It is very common for people to work at home at least part of the time. It’s part of what keeps the feel of Moon Town so open, fluid, and relaxed.
After the initial phase of Moon Town that is handled by the International Space Agency completely, business concerns start to lease sections of Moon Town long term. They have parts of the spaceport, the factories, and the habs. Anchor tenants are most visible in Center Atrium, where most of them have their formal offices. A few have farm and ecosystem interests and are based in the farm atriums. Much of the economy flows through them.
In most situations, expanding Moon Town together allows everyone to grow more than they could by working on their own. Making decisions on the best way forward is pretty complex, though. The Board makes decisions on how Moon Town will expand.
Anatomy of a Neighborhood
A neighborhood is composed of 20 to 30 dwellings, each 60 cubic meters in size, that share a few areas and pieces of infrastructure. While this is quite small, the nature of the moon and Moon Town allows for many approaches that make such homes comfortable. Large pieces of furniture and whole rooms often are made be stored when not in use, and many things can be very minimal or even be skipped with no sacrifice of comfort.
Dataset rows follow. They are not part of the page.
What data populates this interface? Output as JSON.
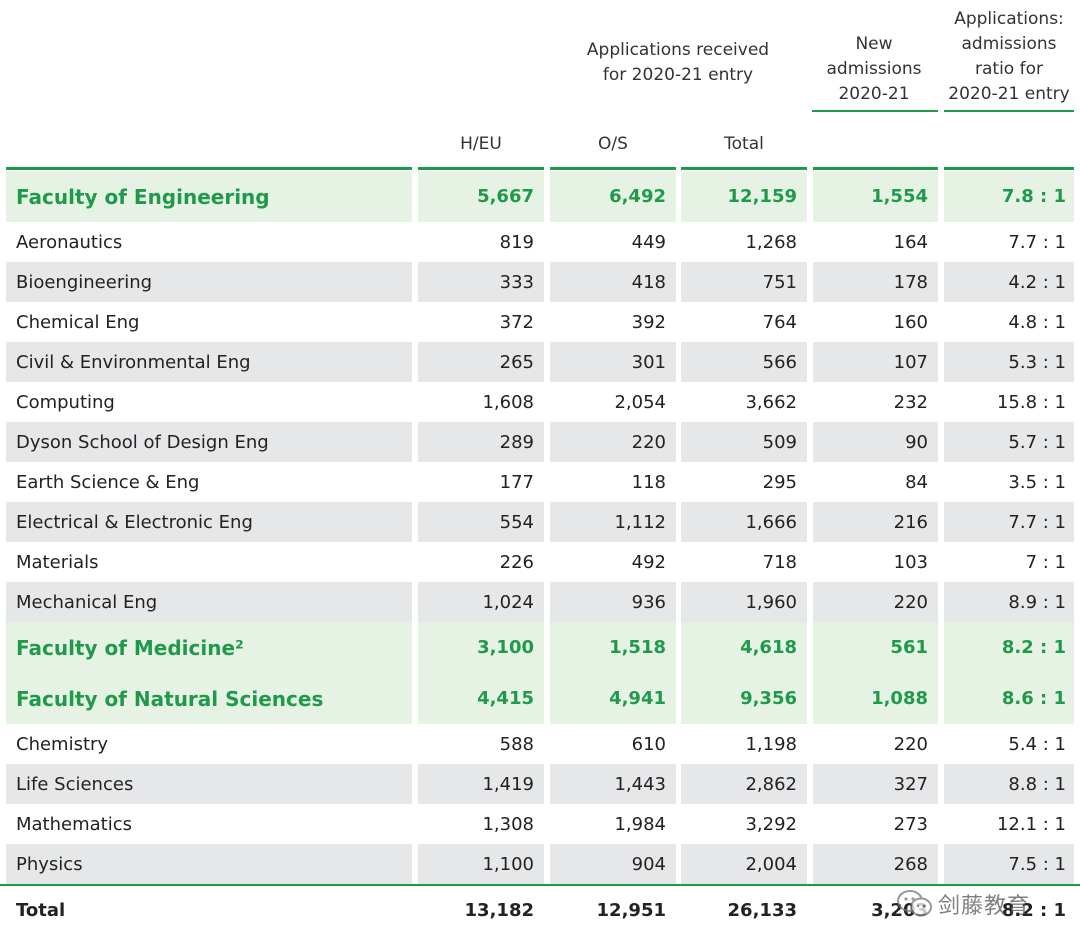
{
  "header": {
    "applications_group": [
      "Applications received",
      "for 2020-21 entry"
    ],
    "new_admissions": [
      "New",
      "admissions",
      "2020-21"
    ],
    "ratio": [
      "Applications:",
      "admissions",
      "ratio for",
      "2020-21 entry"
    ],
    "col_heu": "H/EU",
    "col_os": "O/S",
    "col_total": "Total"
  },
  "rows": [
    {
      "type": "faculty",
      "name": "Faculty of Engineering",
      "heu": "5,667",
      "os": "6,492",
      "total": "12,159",
      "new": "1,554",
      "ratio": "7.8 : 1"
    },
    {
      "type": "dept",
      "name": "Aeronautics",
      "heu": "819",
      "os": "449",
      "total": "1,268",
      "new": "164",
      "ratio": "7.7 : 1"
    },
    {
      "type": "dept",
      "name": "Bioengineering",
      "heu": "333",
      "os": "418",
      "total": "751",
      "new": "178",
      "ratio": "4.2 : 1"
    },
    {
      "type": "dept",
      "name": "Chemical Eng",
      "heu": "372",
      "os": "392",
      "total": "764",
      "new": "160",
      "ratio": "4.8 : 1"
    },
    {
      "type": "dept",
      "name": "Civil & Environmental Eng",
      "heu": "265",
      "os": "301",
      "total": "566",
      "new": "107",
      "ratio": "5.3 : 1"
    },
    {
      "type": "dept",
      "name": "Computing",
      "heu": "1,608",
      "os": "2,054",
      "total": "3,662",
      "new": "232",
      "ratio": "15.8 : 1"
    },
    {
      "type": "dept",
      "name": "Dyson School of Design Eng",
      "heu": "289",
      "os": "220",
      "total": "509",
      "new": "90",
      "ratio": "5.7 : 1"
    },
    {
      "type": "dept",
      "name": "Earth Science & Eng",
      "heu": "177",
      "os": "118",
      "total": "295",
      "new": "84",
      "ratio": "3.5 : 1"
    },
    {
      "type": "dept",
      "name": "Electrical & Electronic Eng",
      "heu": "554",
      "os": "1,112",
      "total": "1,666",
      "new": "216",
      "ratio": "7.7 : 1"
    },
    {
      "type": "dept",
      "name": "Materials",
      "heu": "226",
      "os": "492",
      "total": "718",
      "new": "103",
      "ratio": "7 : 1"
    },
    {
      "type": "dept",
      "name": "Mechanical Eng",
      "heu": "1,024",
      "os": "936",
      "total": "1,960",
      "new": "220",
      "ratio": "8.9 : 1"
    },
    {
      "type": "faculty",
      "name": "Faculty of Medicine²",
      "heu": "3,100",
      "os": "1,518",
      "total": "4,618",
      "new": "561",
      "ratio": "8.2 : 1"
    },
    {
      "type": "faculty",
      "name": "Faculty of Natural Sciences",
      "heu": "4,415",
      "os": "4,941",
      "total": "9,356",
      "new": "1,088",
      "ratio": "8.6 : 1"
    },
    {
      "type": "dept",
      "name": "Chemistry",
      "heu": "588",
      "os": "610",
      "total": "1,198",
      "new": "220",
      "ratio": "5.4 : 1"
    },
    {
      "type": "dept",
      "name": "Life Sciences",
      "heu": "1,419",
      "os": "1,443",
      "total": "2,862",
      "new": "327",
      "ratio": "8.8 : 1"
    },
    {
      "type": "dept",
      "name": "Mathematics",
      "heu": "1,308",
      "os": "1,984",
      "total": "3,292",
      "new": "273",
      "ratio": "12.1 : 1"
    },
    {
      "type": "dept",
      "name": "Physics",
      "heu": "1,100",
      "os": "904",
      "total": "2,004",
      "new": "268",
      "ratio": "7.5 : 1"
    },
    {
      "type": "total",
      "name": "Total",
      "heu": "13,182",
      "os": "12,951",
      "total": "26,133",
      "new": "3,203",
      "ratio": "8.2 : 1"
    }
  ],
  "watermark": {
    "text": "剑藤教育",
    "icon": "wechat-icon"
  },
  "colors": {
    "accent_green": "#1f9a4b",
    "faculty_bg": "#e6f3e4",
    "shade_bg": "#e6e7e9"
  }
}
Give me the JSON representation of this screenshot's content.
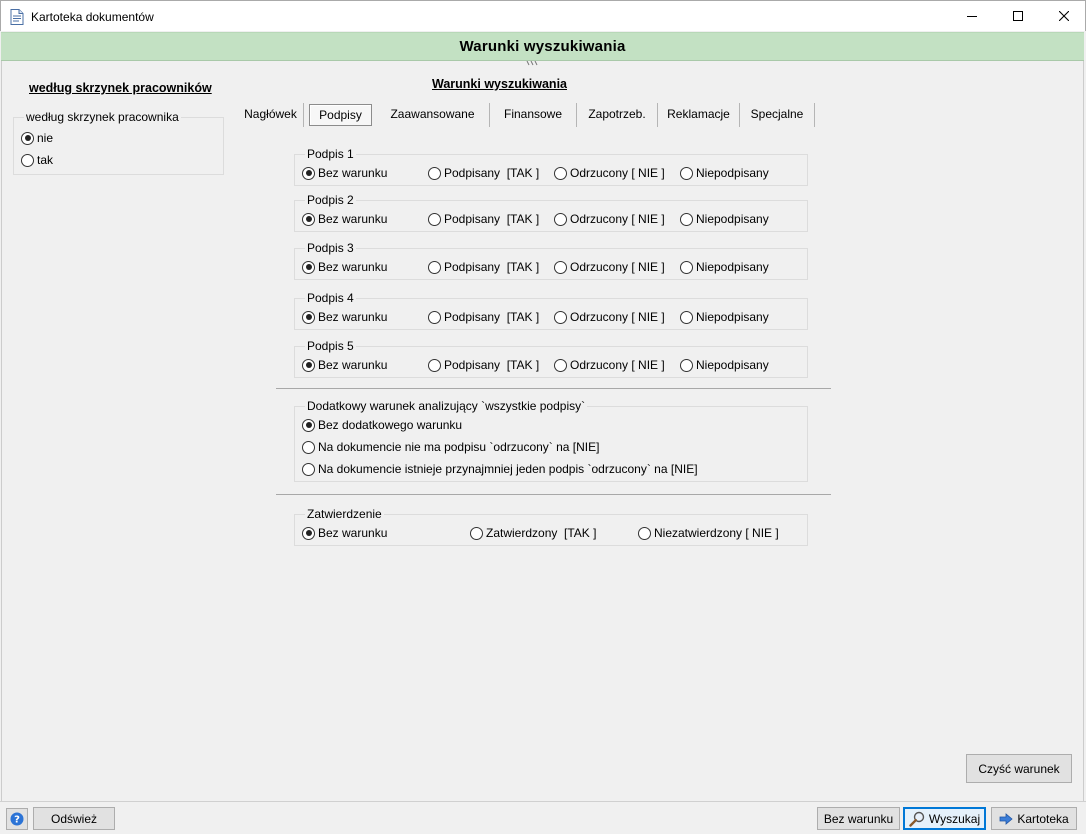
{
  "window": {
    "title": "Kartoteka dokumentów",
    "banner": "Warunki wyszukiwania"
  },
  "left_panel": {
    "heading": "według skrzynek pracowników",
    "group_label": "według skrzynek pracownika",
    "options": [
      {
        "label": "nie",
        "checked": true
      },
      {
        "label": "tak",
        "checked": false
      }
    ]
  },
  "main": {
    "heading": "Warunki wyszukiwania",
    "tabs": [
      {
        "label": "Nagłówek",
        "active": false
      },
      {
        "label": "Podpisy",
        "active": true
      },
      {
        "label": "Zaawansowane",
        "active": false
      },
      {
        "label": "Finansowe",
        "active": false
      },
      {
        "label": "Zapotrzeb.",
        "active": false
      },
      {
        "label": "Reklamacje",
        "active": false
      },
      {
        "label": "Specjalne",
        "active": false
      }
    ],
    "signature_option_labels": [
      "Bez warunku",
      "Podpisany  [TAK ]",
      "Odrzucony [ NIE ]",
      "Niepodpisany"
    ],
    "signatures": [
      {
        "label": "Podpis 1",
        "selected": 0
      },
      {
        "label": "Podpis 2",
        "selected": 0
      },
      {
        "label": "Podpis 3",
        "selected": 0
      },
      {
        "label": "Podpis 4",
        "selected": 0
      },
      {
        "label": "Podpis 5",
        "selected": 0
      }
    ],
    "additional": {
      "label": "Dodatkowy warunek analizujący `wszystkie podpisy`",
      "options": [
        {
          "label": "Bez dodatkowego warunku",
          "checked": true
        },
        {
          "label": "Na dokumencie nie ma podpisu `odrzucony` na [NIE]",
          "checked": false
        },
        {
          "label": "Na dokumencie istnieje przynajmniej jeden podpis `odrzucony` na [NIE]",
          "checked": false
        }
      ]
    },
    "approval": {
      "label": "Zatwierdzenie",
      "options": [
        {
          "label": "Bez warunku",
          "checked": true
        },
        {
          "label": "Zatwierdzony  [TAK ]",
          "checked": false
        },
        {
          "label": "Niezatwierdzony [ NIE ]",
          "checked": false
        }
      ]
    },
    "clear_button": "Czyść warunek"
  },
  "statusbar": {
    "help_icon": "help-icon",
    "refresh": "Odśwież",
    "no_condition": "Bez warunku",
    "search": "Wyszukaj",
    "card": "Kartoteka"
  }
}
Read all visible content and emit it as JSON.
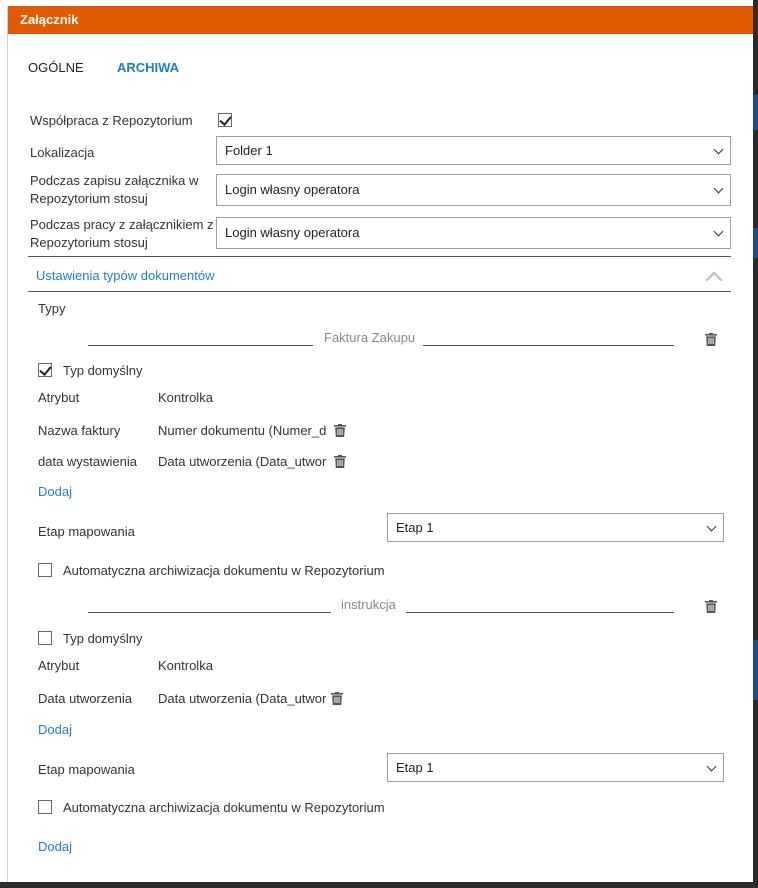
{
  "dialog": {
    "title": "Załącznik"
  },
  "tabs": [
    {
      "label": "OGÓLNE"
    },
    {
      "label": "ARCHIWA"
    }
  ],
  "settings": {
    "repo_cooperation_label": "Współpraca z Repozytorium",
    "repo_cooperation_checked": true,
    "location_label": "Lokalizacja",
    "location_value": "Folder 1",
    "save_label": "Podczas zapisu załącznika w Repozytorium stosuj",
    "save_value": "Login własny operatora",
    "work_label": "Podczas pracy z załącznikiem z Repozytorium stosuj",
    "work_value": "Login własny operatora"
  },
  "doc_types": {
    "header": "Ustawienia typów dokumentów",
    "types_label": "Typy",
    "blocks": [
      {
        "name": "Faktura Zakupu",
        "default_label": "Typ domyślny",
        "default_checked": true,
        "col_attribute": "Atrybut",
        "col_control": "Kontrolka",
        "rows": [
          {
            "attribute": "Nazwa faktury",
            "control": "Numer dokumentu (Numer_d"
          },
          {
            "attribute": "data wystawienia",
            "control": "Data utworzenia (Data_utwor"
          }
        ],
        "add_label": "Dodaj",
        "stage_label": "Etap mapowania",
        "stage_value": "Etap 1",
        "auto_archive_label": "Automatyczna archiwizacja dokumentu w Repozytorium",
        "auto_archive_checked": false
      },
      {
        "name": "instrukcja",
        "default_label": "Typ domyślny",
        "default_checked": false,
        "col_attribute": "Atrybut",
        "col_control": "Kontrolka",
        "rows": [
          {
            "attribute": "Data utworzenia",
            "control": "Data utworzenia (Data_utwor"
          }
        ],
        "add_label": "Dodaj",
        "stage_label": "Etap mapowania",
        "stage_value": "Etap 1",
        "auto_archive_label": "Automatyczna archiwizacja dokumentu w Repozytorium",
        "auto_archive_checked": false
      }
    ],
    "add_type_label": "Dodaj"
  },
  "icons": {
    "trash": "trash-icon",
    "chevron_down": "chevron-down-icon",
    "collapse": "chevron-up-icon"
  },
  "colors": {
    "title_bar": "#e05a00",
    "link": "#1e7fc2"
  }
}
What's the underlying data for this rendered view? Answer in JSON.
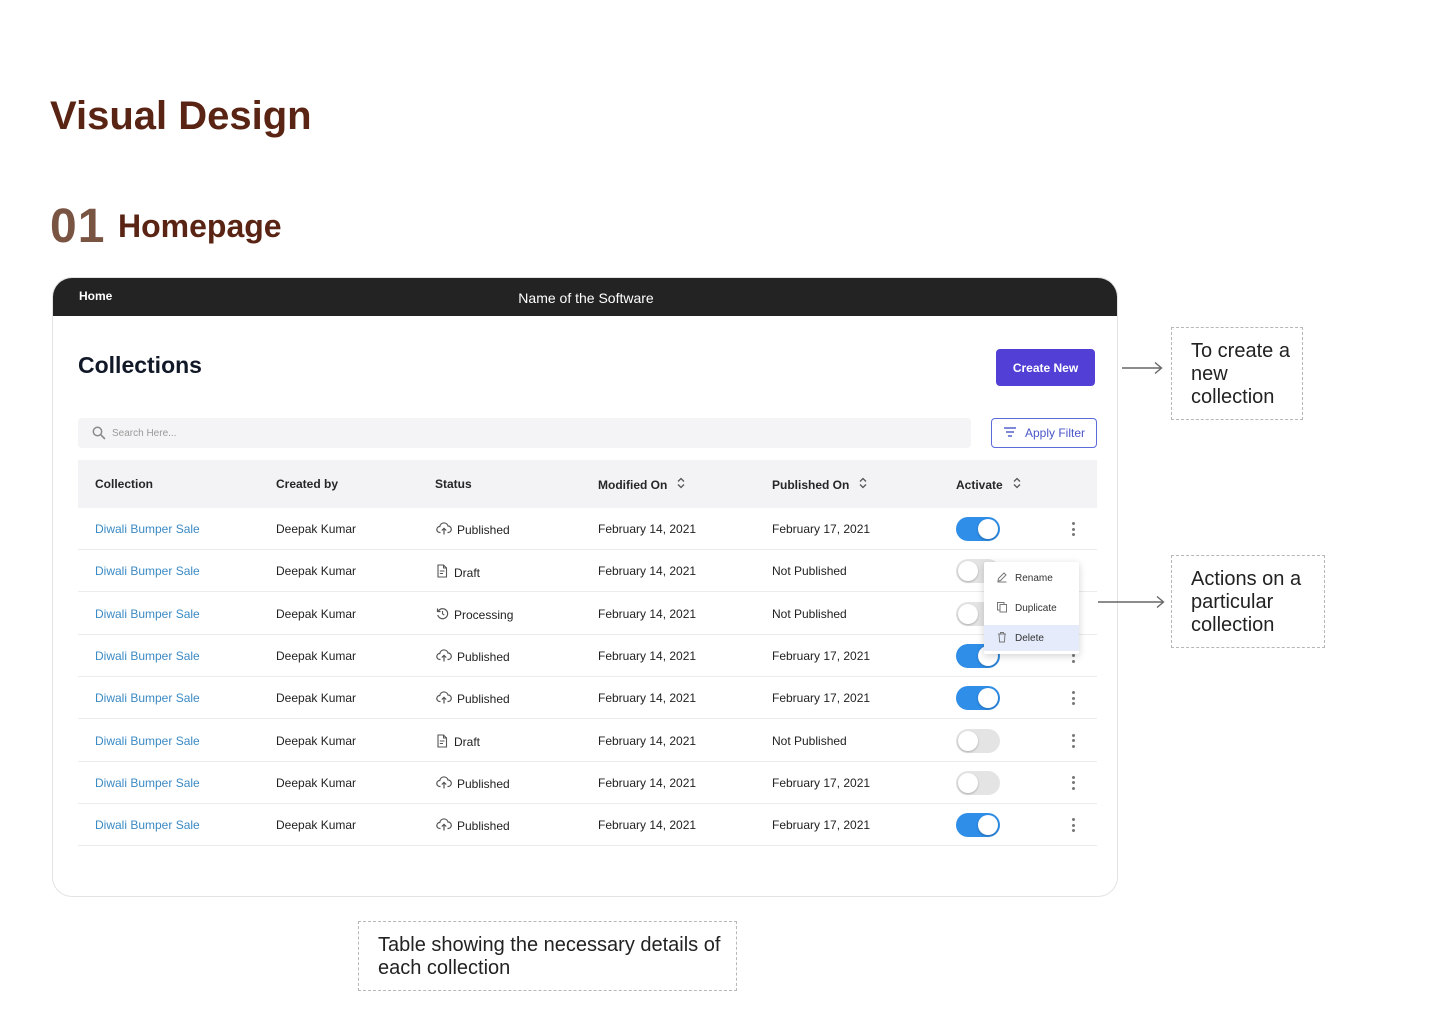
{
  "doc": {
    "title": "Visual Design",
    "section_number": "01",
    "section_title": "Homepage"
  },
  "app": {
    "nav_home": "Home",
    "software_name": "Name of the Software",
    "page_heading": "Collections",
    "create_button": "Create New",
    "search_placeholder": "Search Here...",
    "filter_button": "Apply Filter"
  },
  "table": {
    "headers": [
      "Collection",
      "Created by",
      "Status",
      "Modified On",
      "Published On",
      "Activate"
    ],
    "rows": [
      {
        "collection": "Diwali Bumper Sale",
        "created_by": "Deepak Kumar",
        "status": "Published",
        "status_icon": "cloud-upload-icon",
        "modified": "February 14, 2021",
        "published": "February 17, 2021",
        "active": true
      },
      {
        "collection": "Diwali Bumper Sale",
        "created_by": "Deepak Kumar",
        "status": "Draft",
        "status_icon": "draft-doc-icon",
        "modified": "February 14, 2021",
        "published": "Not Published",
        "active": false
      },
      {
        "collection": "Diwali Bumper Sale",
        "created_by": "Deepak Kumar",
        "status": "Processing",
        "status_icon": "processing-icon",
        "modified": "February 14, 2021",
        "published": "Not Published",
        "active": false
      },
      {
        "collection": "Diwali Bumper Sale",
        "created_by": "Deepak Kumar",
        "status": "Published",
        "status_icon": "cloud-upload-icon",
        "modified": "February 14, 2021",
        "published": "February 17, 2021",
        "active": true
      },
      {
        "collection": "Diwali Bumper Sale",
        "created_by": "Deepak Kumar",
        "status": "Published",
        "status_icon": "cloud-upload-icon",
        "modified": "February 14, 2021",
        "published": "February 17, 2021",
        "active": true
      },
      {
        "collection": "Diwali Bumper Sale",
        "created_by": "Deepak Kumar",
        "status": "Draft",
        "status_icon": "draft-doc-icon",
        "modified": "February 14, 2021",
        "published": "Not Published",
        "active": false
      },
      {
        "collection": "Diwali Bumper Sale",
        "created_by": "Deepak Kumar",
        "status": "Published",
        "status_icon": "cloud-upload-icon",
        "modified": "February 14, 2021",
        "published": "February 17, 2021",
        "active": false
      },
      {
        "collection": "Diwali Bumper Sale",
        "created_by": "Deepak Kumar",
        "status": "Published",
        "status_icon": "cloud-upload-icon",
        "modified": "February 14, 2021",
        "published": "February 17, 2021",
        "active": true
      }
    ]
  },
  "context_menu": {
    "items": [
      {
        "label": "Rename",
        "icon": "pencil-icon"
      },
      {
        "label": "Duplicate",
        "icon": "copy-icon"
      },
      {
        "label": "Delete",
        "icon": "trash-icon"
      }
    ],
    "highlighted": "Delete"
  },
  "annotations": {
    "create_new": "To create a new collection",
    "actions": "Actions on a particular collection",
    "table": "Table showing the necessary details of each collection"
  },
  "colors": {
    "heading_brown": "#5a2414",
    "primary_button": "#5240d6",
    "toggle_on": "#2e8ee8",
    "link_blue": "#3b8ac4",
    "topbar": "#232323"
  }
}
The existence of a common kitchen, laundry, baths, and workshop means homes can skip these things entirely or add only very basic versions.
Toilets are of the composting variety, meaning urine is collected in one chamber and feces in another. This is for water efficiency and because all of that has to be processed and used in the ecosystem.
The materials provided for construction of homes are stone, metal, and glass. The weather-free, low gravity environment and the provision of all utilities make possible tiny dwellings of great artistry.
Neighborhood water tanks holds 10 000 liters. Each neighborhood also has processing tanks for their waste water, before it is returned to the town’s main tanks. Overall, the intention is that on average, about 200 liters of water will need to be reprocessed back into drinking water each week for each resident. The shared facilities have a main air filter and dehumidifier station, with baffles and insulation that goes around it to make it quiet and efficient. A dining area always accompanies the kitchens, which are well appointed for a wide variety of cuisine and preparation.
The baths have a mix of private shower stalls for one or two people with anterooms for changing, and one to several hot tubs of various sizes. The showers use a combination of methods to use water very efficiently. The tubs take advantage of plentiful electricity for processes that keep the water clean and hot for a number of days before replacement. Use of things like chlorine, bromine, and fluoride never occurs in water, and rarely within the habs for anything.
Most clothing is imported and is quite expensive. It is best to launder clothes in a central facility using equipment that is heftier and better able to do a good job than people are. Clothing is dried in an airing room where fans create a constant, warm, gentle wind. The quantity of laundry permits sorting into loads of different colors and fabrics for best washing.
The workshop area of a neighborhood provides space for handicrafts, within reason. If you want to do something that produces dust and smoke, you can do it there. Extractors will keep you and your neighbors safe.